With those disturbing statistics driving the project, the photographer decided he would tackle all the food styling himself. For most of his work he leaves that up to the professionals, but he reasoned the skillset required to plate prison food is probably a fair bit lower than the sort of fare a food photographer tends to deal with.

“I know from working in hospitals that the chefs that work there, they aren’t actually chefs, they’re just cooks. They just get there and dial it in, there’s no training. So I felt like prisons would be very much the same, and I undertook it myself.”

The food is produced based on prison records of last meals, but how exactly these are presented was up to the photographer. The arrangements have been produced in a consistent fashion — shot from above, one light on the ceiling and an umbrella in the top right corner — but each image contains different background and prop elements. While this adds to the visual variance of the series, it turns out there is also a more thematic reason for the changes, as Hargreaves explains.

“There’s never been a picture of a meal served on death row, so with all of these I’m kind of exploring: do they get served on china plates or plastic? Is it a wooden table, or metal? It could even be on their knees. Does the chef take any pride in what he’s doing, or not?

“They are the kind of things of things I wanted to explore with this, so I brought in all the possibilities.”

Asked for the most memorable meal he came across in his research, the photographer points to the last request of Victor Feguer, the final federal inmate executed in Iowa before the state abolished the death penalty in 1965. He asked for a single olive with the pit still inside.

“That’s one that a lot of people read a lot into: is it an olive as in a branch of peace? Or is it about rebirth? Or, as someone pointed out, is it like a full stop at the end of his life? It’s those things that are unexplained which are really going to stay with you and haunt you a bit.”

In fact, there’s plenty that might end up haunting you when you delve as deeply into dark places as frequently as Hargreaves had to for these projects. When he started A Year of Killing the photographer had no way of knowing how many subjects he would end up with, so every meal he assembled, every photo he created, was a reminder that someone’s life had just been taken. That’s something he says takes its toll.
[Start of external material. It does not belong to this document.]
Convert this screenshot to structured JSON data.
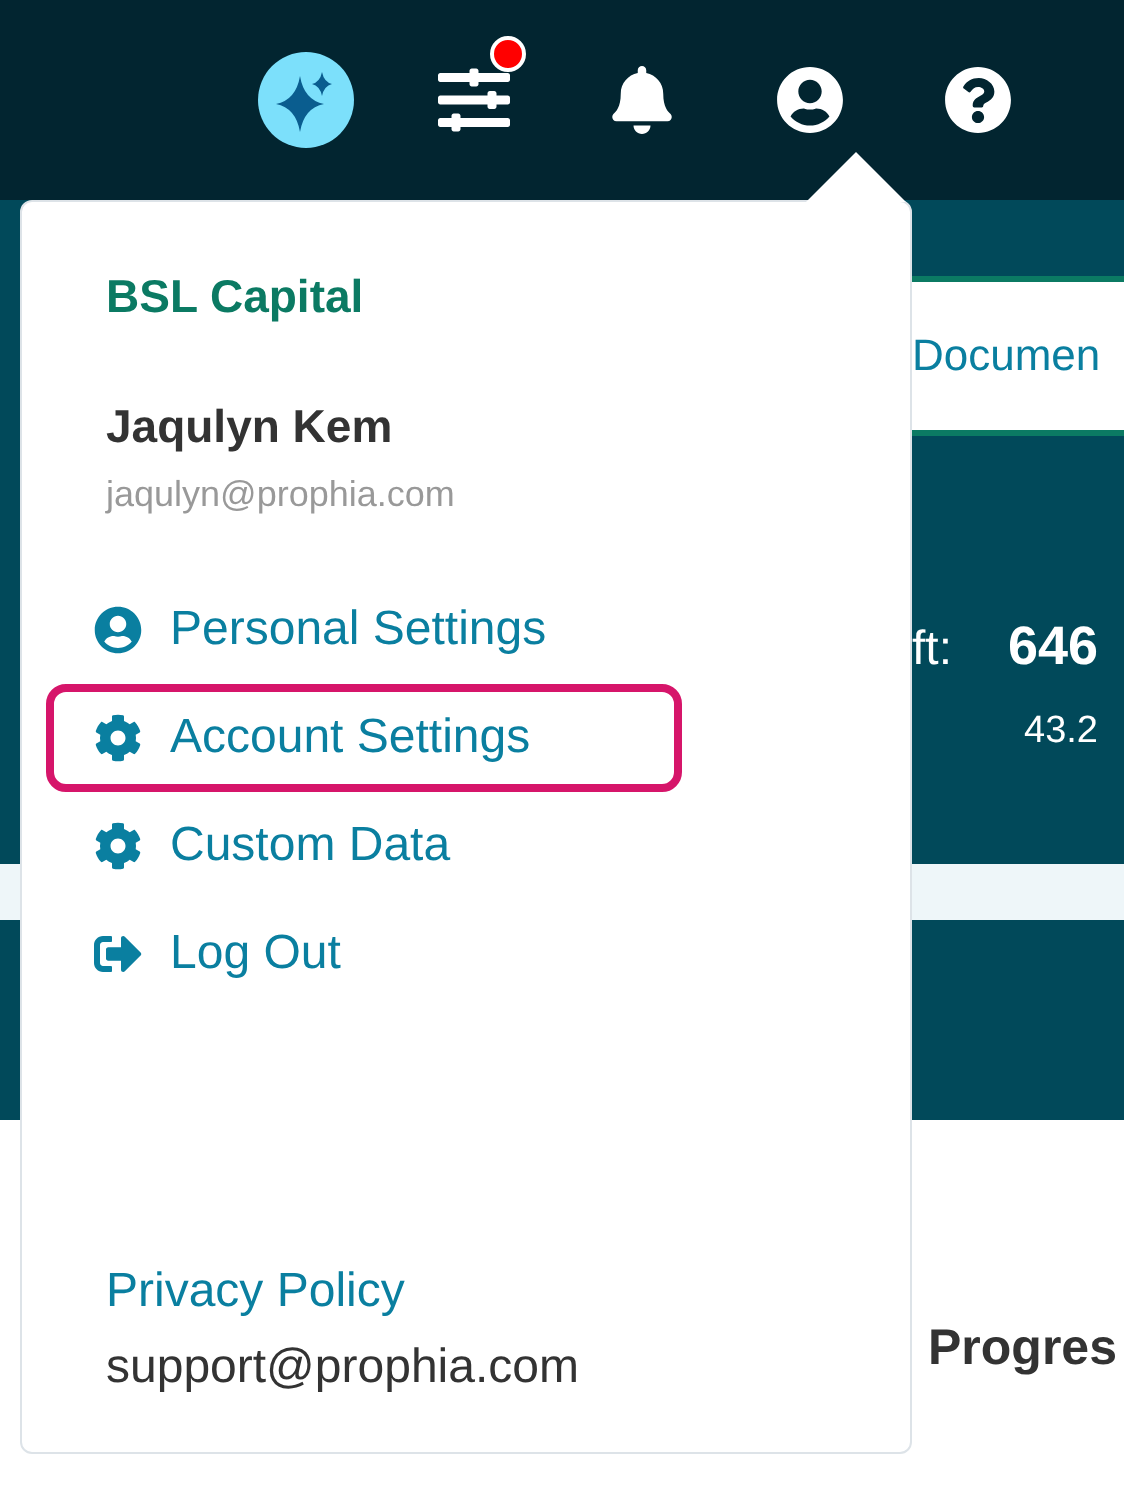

“There’s a lot of second guessing. I often wonder if I’m being insensitive to the victims. You do keep questioning these things.”

Those questions may linger with him forever, but as far as A Year of Killing goes, Hargreaves thinks he’s ready to clear the table.

“I feel like this was that part that had really been burning inside me, that I felt obliged to put in the spotlight. I feel like I’ve done justice to this subject, I’ve done my part.”

He has been approached by publishers about creating a book around the widely-seen death row works, but the photographer says he isn’t interested in continuing for the sake of it, he’d only consider a book if he could find a worthwhile new angle.

For now, he’s looking to explore different elements of society with his uniquely incisive take on food photography. One such project involves recreating the meals given to deployed soldiers by six different armies around the world.

“It is literally the worst food you can imagine, kind of like space food done badly,” Hargreaves says with a chuckle. “And I’ve replated them all as though they were Michelin star meals. The idea is taking the worst food, given to the bravest people, and plate it in the most over-the-top, pompous way possible.”

The long time spent dwelling on the darkness of death row has done little, then, to blunten the ebullient photographer’s sense of humour and mischief, a fact that remains abundantly clear when the photographer is asked how he describes his own distinctive aesthetic.

“I like to think there are four cornerstones to my work — food, bright colours, childhood nostalgia, and dick jokes. Most of the works are a balance between a few of those things.”

Article originally appeared in The Photographer’s Mail 217 May-June 2017